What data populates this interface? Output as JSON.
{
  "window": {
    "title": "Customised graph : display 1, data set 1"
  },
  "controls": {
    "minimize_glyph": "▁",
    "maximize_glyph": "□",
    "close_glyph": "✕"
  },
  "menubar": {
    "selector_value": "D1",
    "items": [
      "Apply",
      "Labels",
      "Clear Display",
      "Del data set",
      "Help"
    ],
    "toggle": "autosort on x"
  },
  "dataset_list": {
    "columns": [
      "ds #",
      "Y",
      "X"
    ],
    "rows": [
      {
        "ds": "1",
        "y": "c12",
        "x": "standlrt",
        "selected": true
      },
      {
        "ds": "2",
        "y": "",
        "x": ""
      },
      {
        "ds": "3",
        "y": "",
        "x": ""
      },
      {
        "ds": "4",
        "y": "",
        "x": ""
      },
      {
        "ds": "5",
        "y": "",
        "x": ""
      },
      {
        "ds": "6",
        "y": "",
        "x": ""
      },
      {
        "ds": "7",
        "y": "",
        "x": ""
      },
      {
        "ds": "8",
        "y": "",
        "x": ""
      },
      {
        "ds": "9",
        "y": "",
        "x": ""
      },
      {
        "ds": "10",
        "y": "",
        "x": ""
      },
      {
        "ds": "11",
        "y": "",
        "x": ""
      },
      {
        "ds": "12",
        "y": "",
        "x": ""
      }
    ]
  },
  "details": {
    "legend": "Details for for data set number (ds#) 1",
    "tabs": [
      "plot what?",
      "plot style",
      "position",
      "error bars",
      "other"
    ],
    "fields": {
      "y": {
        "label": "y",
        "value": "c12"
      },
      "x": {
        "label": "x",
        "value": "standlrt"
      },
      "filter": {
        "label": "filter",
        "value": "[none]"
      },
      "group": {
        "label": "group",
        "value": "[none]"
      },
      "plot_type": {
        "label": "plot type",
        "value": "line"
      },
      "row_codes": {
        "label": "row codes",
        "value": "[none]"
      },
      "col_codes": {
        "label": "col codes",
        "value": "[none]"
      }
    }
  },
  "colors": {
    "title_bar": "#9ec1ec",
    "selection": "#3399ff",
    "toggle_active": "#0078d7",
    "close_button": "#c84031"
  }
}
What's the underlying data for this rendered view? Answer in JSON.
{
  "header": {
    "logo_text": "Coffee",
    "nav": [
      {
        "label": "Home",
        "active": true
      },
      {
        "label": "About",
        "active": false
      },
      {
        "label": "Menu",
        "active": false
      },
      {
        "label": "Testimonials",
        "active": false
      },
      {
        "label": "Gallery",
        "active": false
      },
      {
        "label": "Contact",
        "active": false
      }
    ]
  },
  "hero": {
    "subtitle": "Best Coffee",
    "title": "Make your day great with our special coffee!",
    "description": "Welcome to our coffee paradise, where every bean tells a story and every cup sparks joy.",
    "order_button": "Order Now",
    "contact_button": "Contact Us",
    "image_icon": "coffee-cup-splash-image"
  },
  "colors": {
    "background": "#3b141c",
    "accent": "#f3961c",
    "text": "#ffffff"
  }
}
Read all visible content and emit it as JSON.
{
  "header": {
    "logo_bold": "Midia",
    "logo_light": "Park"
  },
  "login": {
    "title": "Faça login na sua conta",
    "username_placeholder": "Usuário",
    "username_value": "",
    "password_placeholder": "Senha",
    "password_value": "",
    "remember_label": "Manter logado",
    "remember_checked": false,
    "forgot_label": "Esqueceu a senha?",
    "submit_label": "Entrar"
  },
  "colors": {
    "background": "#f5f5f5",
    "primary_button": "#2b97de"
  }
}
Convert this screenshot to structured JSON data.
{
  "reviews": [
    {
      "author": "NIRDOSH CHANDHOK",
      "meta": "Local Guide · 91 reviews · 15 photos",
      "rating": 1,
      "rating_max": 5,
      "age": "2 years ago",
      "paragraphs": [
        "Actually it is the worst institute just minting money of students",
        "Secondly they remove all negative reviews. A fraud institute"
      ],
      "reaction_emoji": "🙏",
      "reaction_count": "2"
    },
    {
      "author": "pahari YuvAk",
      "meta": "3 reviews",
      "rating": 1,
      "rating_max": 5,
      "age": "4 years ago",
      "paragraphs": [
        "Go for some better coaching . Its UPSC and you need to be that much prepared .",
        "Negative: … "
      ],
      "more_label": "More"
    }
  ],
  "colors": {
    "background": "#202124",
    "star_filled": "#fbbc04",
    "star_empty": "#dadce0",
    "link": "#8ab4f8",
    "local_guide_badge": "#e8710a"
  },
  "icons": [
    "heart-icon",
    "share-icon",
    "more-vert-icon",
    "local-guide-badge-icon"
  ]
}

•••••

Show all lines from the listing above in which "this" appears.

THE ANSWER -
What data populates this interface? Output as JSON.
What's the underlying data for this rendered view? Answer in JSON.
Convert this screenshot to structured JSON data.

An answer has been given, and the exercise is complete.